Data:
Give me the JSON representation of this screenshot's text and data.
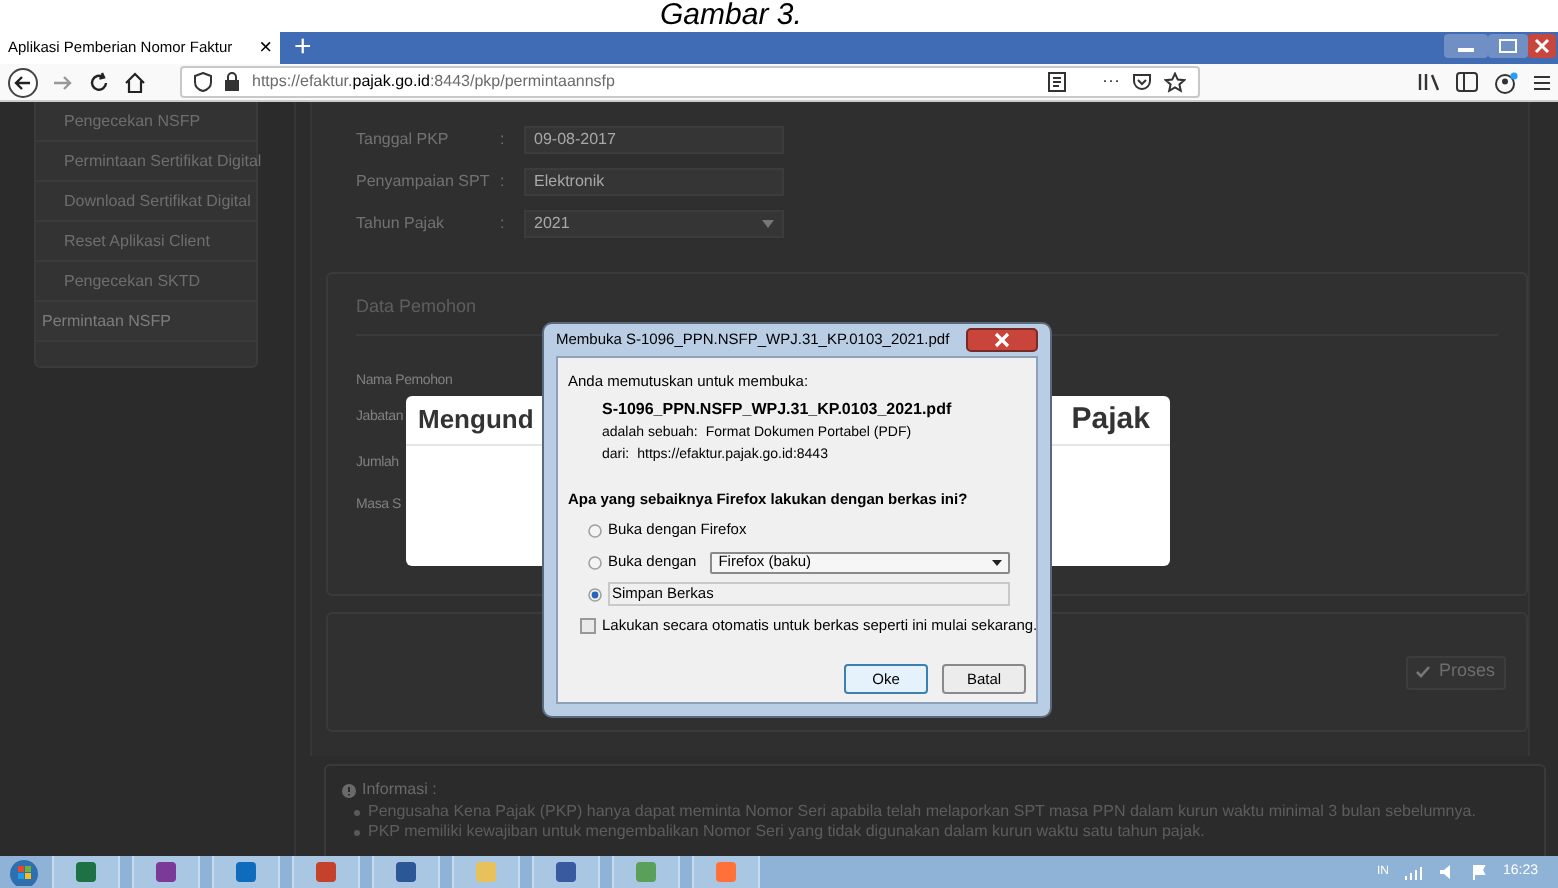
{
  "caption": "Gambar 3.",
  "browser": {
    "tab": {
      "title": "Aplikasi Pemberian Nomor Faktur",
      "close": "×",
      "selected": true
    },
    "new_tab": "+",
    "url": "https://efaktur.**pajak.go.id**:8443/pkp/permintaannsfp",
    "page_actions": "···"
  },
  "sidebar": {
    "items": [
      {
        "label": "Pengecekan NSFP",
        "selected": false
      },
      {
        "label": "Permintaan Sertifikat Digital",
        "selected": false
      },
      {
        "label": "Download Sertifikat Digital",
        "selected": false
      },
      {
        "label": "Reset Aplikasi Client",
        "selected": false
      },
      {
        "label": "Pengecekan SKTD",
        "selected": false
      },
      {
        "label": "Permintaan NSFP",
        "selected": true
      }
    ]
  },
  "form_fields": [
    {
      "label": "Tanggal PKP",
      "separator": ":",
      "value": "09-08-2017",
      "kind": "text"
    },
    {
      "label": "Penyampaian SPT",
      "separator": ":",
      "value": "Elektronik",
      "kind": "text"
    },
    {
      "label": "Tahun Pajak",
      "separator": ":",
      "value": "2021",
      "kind": "select"
    }
  ],
  "applicant_section": {
    "title": "Data Pemohon",
    "labels": [
      "Nama Pemohon",
      "Jabatan",
      "Jumlah",
      "Masa S"
    ]
  },
  "progress_modal": {
    "title_start": "Mengund",
    "title_end": "Pajak"
  },
  "submit_button": "Proses",
  "info": {
    "title": "Informasi :",
    "items": [
      "Pengusaha Kena Pajak (PKP) hanya dapat meminta Nomor Seri apabila telah melaporkan SPT masa PPN dalam kurun waktu minimal 3 bulan sebelumnya.",
      "PKP memiliki kewajiban untuk mengembalikan Nomor Seri yang tidak digunakan dalam kurun waktu satu tahun pajak."
    ]
  },
  "dialog": {
    "title": "Membuka S-1096_PPN.NSFP_WPJ.31_KP.0103_2021.pdf",
    "intro": "Anda memutuskan untuk membuka:",
    "filename": "S-1096_PPN.NSFP_WPJ.31_KP.0103_2021.pdf",
    "details": [
      {
        "label": "adalah sebuah:",
        "value": "Format Dokumen Portabel (PDF)"
      },
      {
        "label": "dari:",
        "value": "https://efaktur.pajak.go.id:8443"
      }
    ],
    "question": "Apa yang sebaiknya Firefox lakukan dengan berkas ini?",
    "options": [
      {
        "label": "Buka dengan Firefox",
        "selected": false
      },
      {
        "label": "Buka dengan",
        "selected": false,
        "app": "Firefox (baku)"
      },
      {
        "label": "Simpan Berkas",
        "selected": true
      }
    ],
    "remember": {
      "label": "Lakukan secara otomatis untuk berkas seperti ini mulai sekarang.",
      "checked": false
    },
    "buttons": [
      "Oke",
      "Batal"
    ]
  },
  "taskbar": {
    "language": "IN",
    "time": "16:23"
  }
}
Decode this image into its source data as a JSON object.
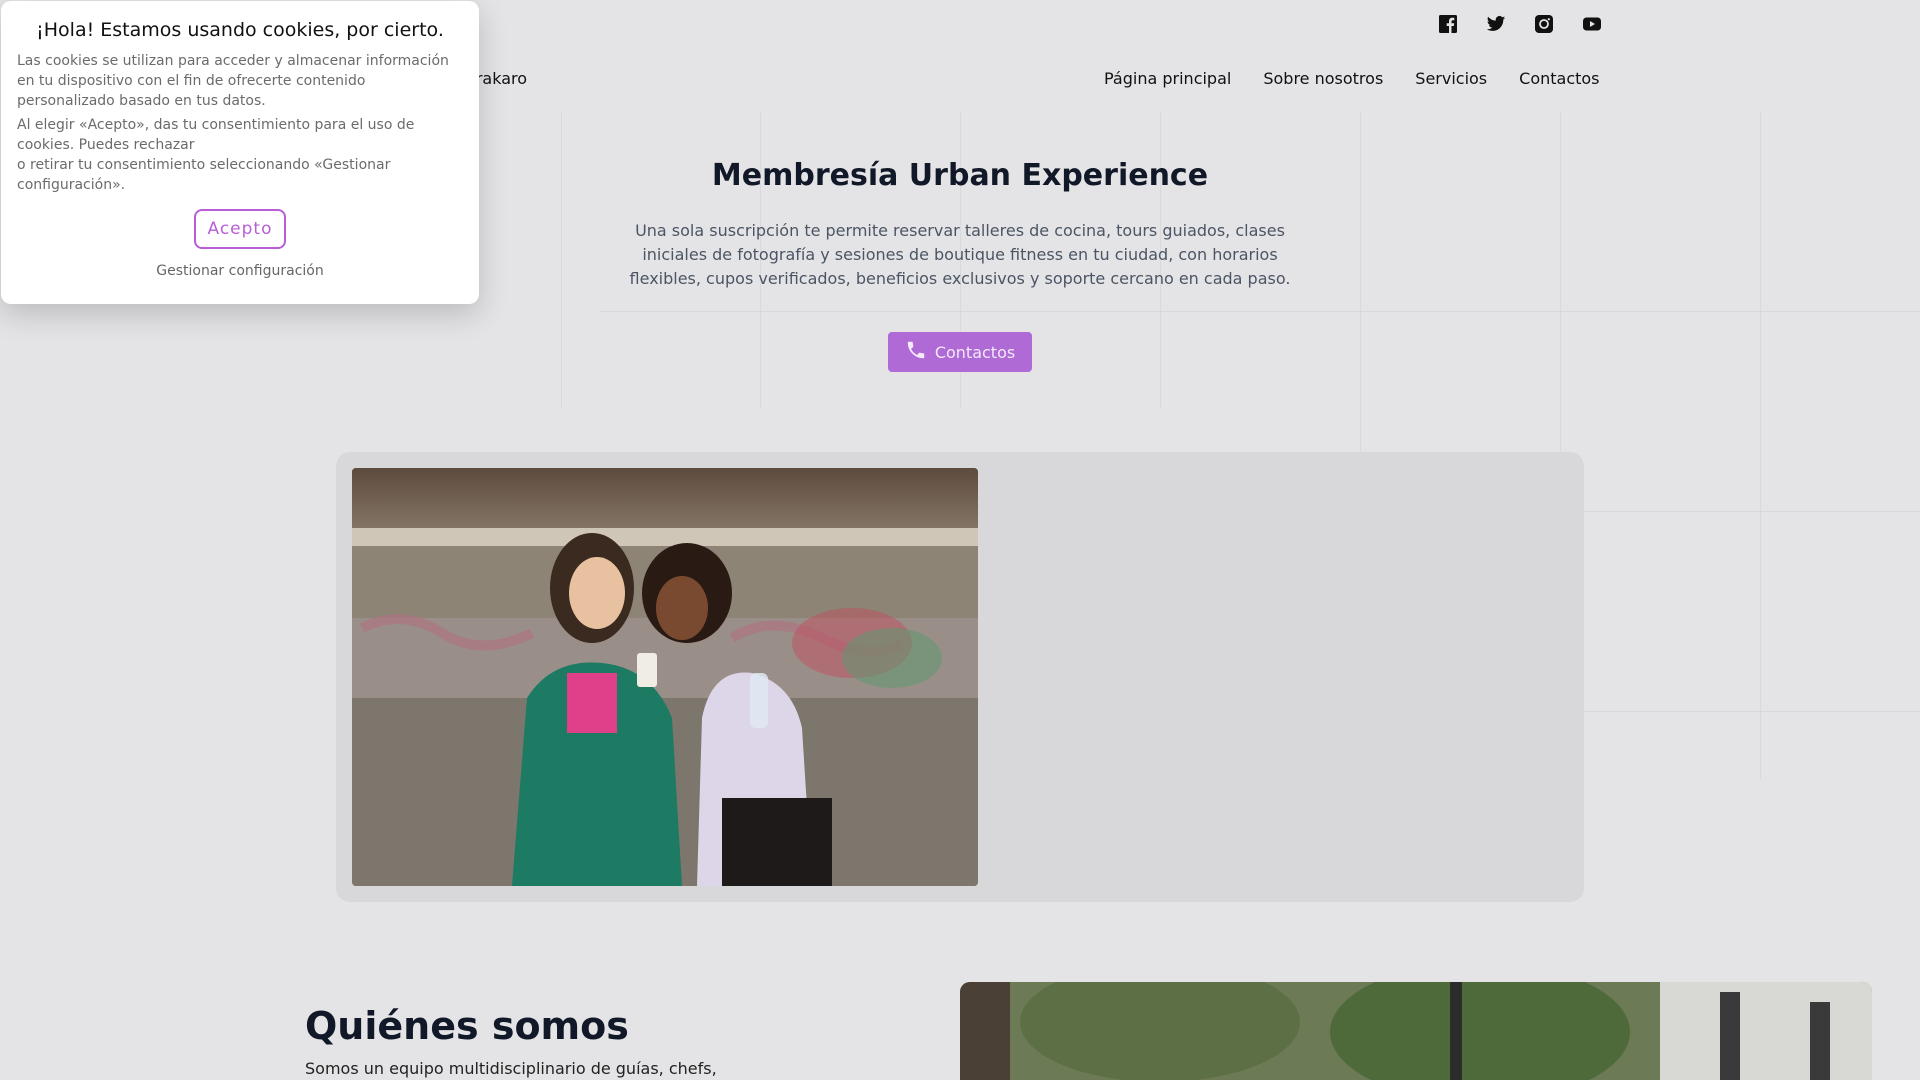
{
  "header": {
    "brand_fragment": "erakaro",
    "socials": [
      {
        "icon": "facebook-icon"
      },
      {
        "icon": "twitter-icon"
      },
      {
        "icon": "instagram-icon"
      },
      {
        "icon": "youtube-icon"
      }
    ],
    "nav": [
      {
        "label": "Página principal"
      },
      {
        "label": "Sobre nosotros"
      },
      {
        "label": "Servicios"
      },
      {
        "label": "Contactos"
      }
    ]
  },
  "hero": {
    "title": "Membresía Urban Experience",
    "description": "Una sola suscripción te permite reservar talleres de cocina, tours guiados, clases iniciales de fotografía y sesiones de boutique fitness en tu ciudad, con horarios flexibles, cupos verificados, beneficios exclusivos y soporte cercano en cada paso.",
    "button_label": "Contactos",
    "button_icon": "phone-icon"
  },
  "about": {
    "title": "Quiénes somos",
    "text": "Somos un equipo multidisciplinario de guías, chefs,"
  },
  "cookie": {
    "title": "¡Hola! Estamos usando cookies, por cierto.",
    "paragraph1": "Las cookies se utilizan para acceder y almacenar información en tu dispositivo con el fin de ofrecerte contenido personalizado basado en tus datos.",
    "paragraph2_line1": "Al elegir «Acepto», das tu consentimiento para el uso de cookies. Puedes rechazar",
    "paragraph2_line2": "o retirar tu consentimiento seleccionando «Gestionar configuración».",
    "accept_label": "Acepto",
    "manage_label": "Gestionar configuración"
  },
  "colors": {
    "accent": "#b06ad6",
    "background": "#e4e4e6",
    "heading": "#111827"
  }
}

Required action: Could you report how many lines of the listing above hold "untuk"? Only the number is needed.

Answer area: 3